Peace and Blessings,
Thomas Mooneagle


  1. This was very interesting – I felt inspired so I actually made a list with all the things I remember people have said to me and that I know have made me change in some way. Interesting, a little funny and a bit sad to see all of the statements gathered together like that. Some were actually opposites (youre too quiet – you talk too much) - kind of difficult to follow that advice.
    I also think the more you are respected the more careful you have to be with your words. In my work I am expected to give advice to people and what I say must be correct. If I make a mistake or speak carelessly it can have negative consequences for others. So I have to be very aware what I say and how I say it. Being careful is good but I have noticed that I often worry about if I have said too much or in the wrong way. So easy for fear to come in and I start censoring myself until I feel like I can’t say anything..

  2. In my life, I have found that it is so easy to destroy with a few simple words, and so difficult to rebuild. I was raised in a home where my father let fly with some really hurtful word and names, and even though he's gone, I remember them like they were yesterday. Our brains are wired to hold on to the negative and unhappy and it is harder for us to recall the good things. That makes it doubly important that we learn to really consider our words before we release them. Once they're out there, you can say you take them back, but they never really go away. When I taught Elementary school, we had a mneumonic we used to teach the kids:

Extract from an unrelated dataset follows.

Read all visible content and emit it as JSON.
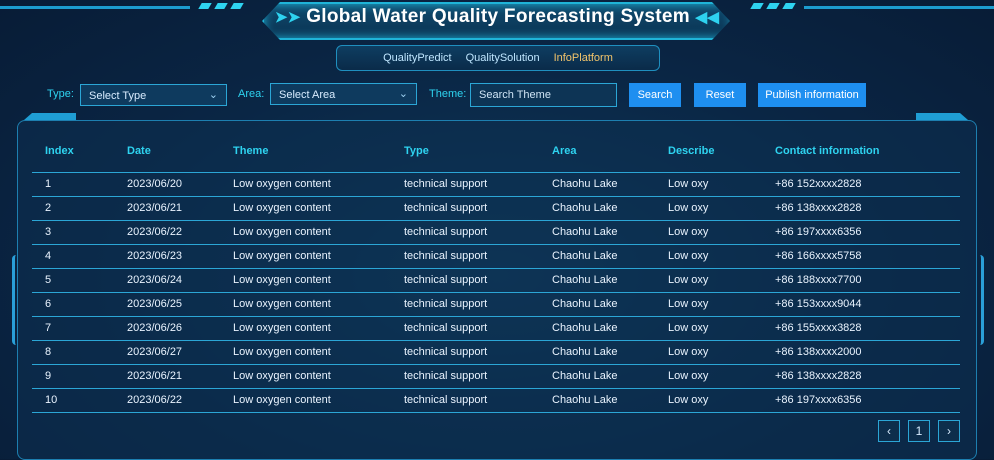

    THINK (is it True, Helpful, Inspiring, Necessary, and Kind?) before you speak. Hugs,